Many banks offer residents cash in exchange for a vacant house left in good condition. Obtaining possession of a foreclosed home as soon as possible helps to minimize the bank’s losses. The bank determines the amount of money it gives the homeowner or occupant of a foreclosed property, and may even offer money to avoid the foreclosure process altogether.
Foreclosure Occupants Who Get Money
Known as “relocation assistance” and “cash for keys,” the money that banks give residents of foreclosed homes functions as incentive to move out quickly and gracefully. Homeowners, renters and other occupants residing in the property at the time of foreclosure may receive an offer from the bank. Occupants can negotiate a move out time and the monetary amount with the bank’s real estate agent, or other representative hired to help the bank take possession of the home.
Less Time Equals More Money

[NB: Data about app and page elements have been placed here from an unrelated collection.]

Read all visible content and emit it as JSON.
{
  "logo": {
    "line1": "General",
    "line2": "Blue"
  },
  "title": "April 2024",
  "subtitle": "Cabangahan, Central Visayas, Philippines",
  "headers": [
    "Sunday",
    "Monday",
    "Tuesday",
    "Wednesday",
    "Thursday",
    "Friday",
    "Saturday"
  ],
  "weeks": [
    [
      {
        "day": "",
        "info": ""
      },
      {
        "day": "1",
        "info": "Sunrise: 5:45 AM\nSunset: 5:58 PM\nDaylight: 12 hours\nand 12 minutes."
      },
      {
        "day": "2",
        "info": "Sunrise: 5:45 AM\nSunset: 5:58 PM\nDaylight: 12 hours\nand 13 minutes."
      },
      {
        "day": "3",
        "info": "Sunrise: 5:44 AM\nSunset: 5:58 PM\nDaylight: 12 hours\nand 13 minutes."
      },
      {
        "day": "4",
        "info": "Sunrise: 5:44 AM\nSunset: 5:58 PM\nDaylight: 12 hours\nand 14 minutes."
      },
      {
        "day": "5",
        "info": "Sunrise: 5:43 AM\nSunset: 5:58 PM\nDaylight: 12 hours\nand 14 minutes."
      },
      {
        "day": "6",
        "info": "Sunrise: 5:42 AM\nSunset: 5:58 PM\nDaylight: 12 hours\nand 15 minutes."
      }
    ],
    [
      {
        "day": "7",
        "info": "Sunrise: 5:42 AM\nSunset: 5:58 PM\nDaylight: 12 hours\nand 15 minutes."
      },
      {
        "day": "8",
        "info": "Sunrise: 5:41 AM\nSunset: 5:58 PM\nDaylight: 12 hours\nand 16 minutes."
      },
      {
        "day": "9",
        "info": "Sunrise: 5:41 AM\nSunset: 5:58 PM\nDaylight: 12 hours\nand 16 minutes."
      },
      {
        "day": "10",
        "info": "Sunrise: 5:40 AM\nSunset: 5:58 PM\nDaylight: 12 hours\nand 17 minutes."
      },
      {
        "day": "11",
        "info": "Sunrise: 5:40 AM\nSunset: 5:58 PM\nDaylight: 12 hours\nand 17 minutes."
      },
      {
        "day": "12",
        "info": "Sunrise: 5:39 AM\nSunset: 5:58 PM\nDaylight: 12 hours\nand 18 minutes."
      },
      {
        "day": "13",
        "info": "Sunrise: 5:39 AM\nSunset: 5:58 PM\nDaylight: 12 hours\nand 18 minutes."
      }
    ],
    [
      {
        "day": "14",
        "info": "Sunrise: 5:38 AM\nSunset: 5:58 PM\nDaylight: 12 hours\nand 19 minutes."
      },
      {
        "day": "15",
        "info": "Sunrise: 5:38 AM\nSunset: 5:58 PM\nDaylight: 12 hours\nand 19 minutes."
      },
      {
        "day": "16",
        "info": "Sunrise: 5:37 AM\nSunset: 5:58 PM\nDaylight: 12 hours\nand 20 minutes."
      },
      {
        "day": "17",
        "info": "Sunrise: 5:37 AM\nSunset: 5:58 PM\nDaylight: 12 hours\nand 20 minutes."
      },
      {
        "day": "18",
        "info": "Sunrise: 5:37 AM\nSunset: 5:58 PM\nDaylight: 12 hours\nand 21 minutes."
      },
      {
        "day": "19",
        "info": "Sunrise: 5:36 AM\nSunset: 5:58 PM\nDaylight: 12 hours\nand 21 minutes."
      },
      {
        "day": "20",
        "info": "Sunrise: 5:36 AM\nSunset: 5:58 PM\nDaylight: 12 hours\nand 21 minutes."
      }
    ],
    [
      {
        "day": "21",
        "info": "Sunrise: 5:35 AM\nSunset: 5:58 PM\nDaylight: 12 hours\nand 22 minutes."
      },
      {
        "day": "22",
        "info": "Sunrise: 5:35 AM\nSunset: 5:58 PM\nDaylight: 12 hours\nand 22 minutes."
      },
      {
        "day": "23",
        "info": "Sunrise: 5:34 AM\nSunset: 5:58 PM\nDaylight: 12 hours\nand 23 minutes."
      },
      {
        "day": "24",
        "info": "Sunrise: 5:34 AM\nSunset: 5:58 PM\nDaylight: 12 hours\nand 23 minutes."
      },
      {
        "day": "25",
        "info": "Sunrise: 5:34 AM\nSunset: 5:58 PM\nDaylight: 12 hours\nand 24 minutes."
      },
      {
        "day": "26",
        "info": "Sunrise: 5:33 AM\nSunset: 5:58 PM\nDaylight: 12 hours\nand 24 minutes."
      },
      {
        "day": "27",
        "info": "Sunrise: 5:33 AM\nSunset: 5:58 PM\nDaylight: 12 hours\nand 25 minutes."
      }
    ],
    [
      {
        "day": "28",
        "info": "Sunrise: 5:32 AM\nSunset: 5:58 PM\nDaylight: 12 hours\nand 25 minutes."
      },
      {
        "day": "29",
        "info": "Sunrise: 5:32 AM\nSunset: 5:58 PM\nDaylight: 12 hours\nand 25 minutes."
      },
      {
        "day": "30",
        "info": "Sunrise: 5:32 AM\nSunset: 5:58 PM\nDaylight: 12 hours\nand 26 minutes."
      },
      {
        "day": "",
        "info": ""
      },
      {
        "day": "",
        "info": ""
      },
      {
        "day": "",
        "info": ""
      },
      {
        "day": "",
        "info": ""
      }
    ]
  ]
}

Banks offer cash for keys on a voluntary basis. The payment amount is subject to bank discretion and usually negotiable. Typically, the faster a homeowner vacates the property, the more money he gets. The bank considers other factors in addition to the time needed to move out, including the home’s value, its physical condition and the bank’s plan for the property. Banks usually offer between $500 to $5,000 and require that occupants leave the home “broom-swept,” free of debris, and with all fixtures and landscaping intact.
Banks want occupants to vacate a foreclosed property within a certain number of days. An eviction can take between three months and six months and tenants in foreclosure have certain rights protecting them against having to move. Extended occupancy of a foreclosure increases the bank’s overall maintenance costs, therefore, banks pay tenants to move out relatively quickly. Banks also bear the expense of paying security deposits, utility deposits, moving costs and even temporary living expenses for tenants after foreclosure. As a result, paying tenants a lump sum to move out may entail less money and hassle.
Money to Avoid Foreclosure
Banks can also offer homeowners money to avoid foreclosure. They may offer relocation assistance for a short sale — when owners sell for less than the mortgage debt owed — or for a deed-in-lieu of foreclosure. A deed-in-lieu involves transferring ownership to the bank instead of waiting for foreclosure. The amount that banks pay for these alternatives varies and may also be negotiated. Lenders participating in the federal Home Affordable Foreclosure Alternatives program, however, must pay homeowners $3,000 for a short sale or deed-in-lieu.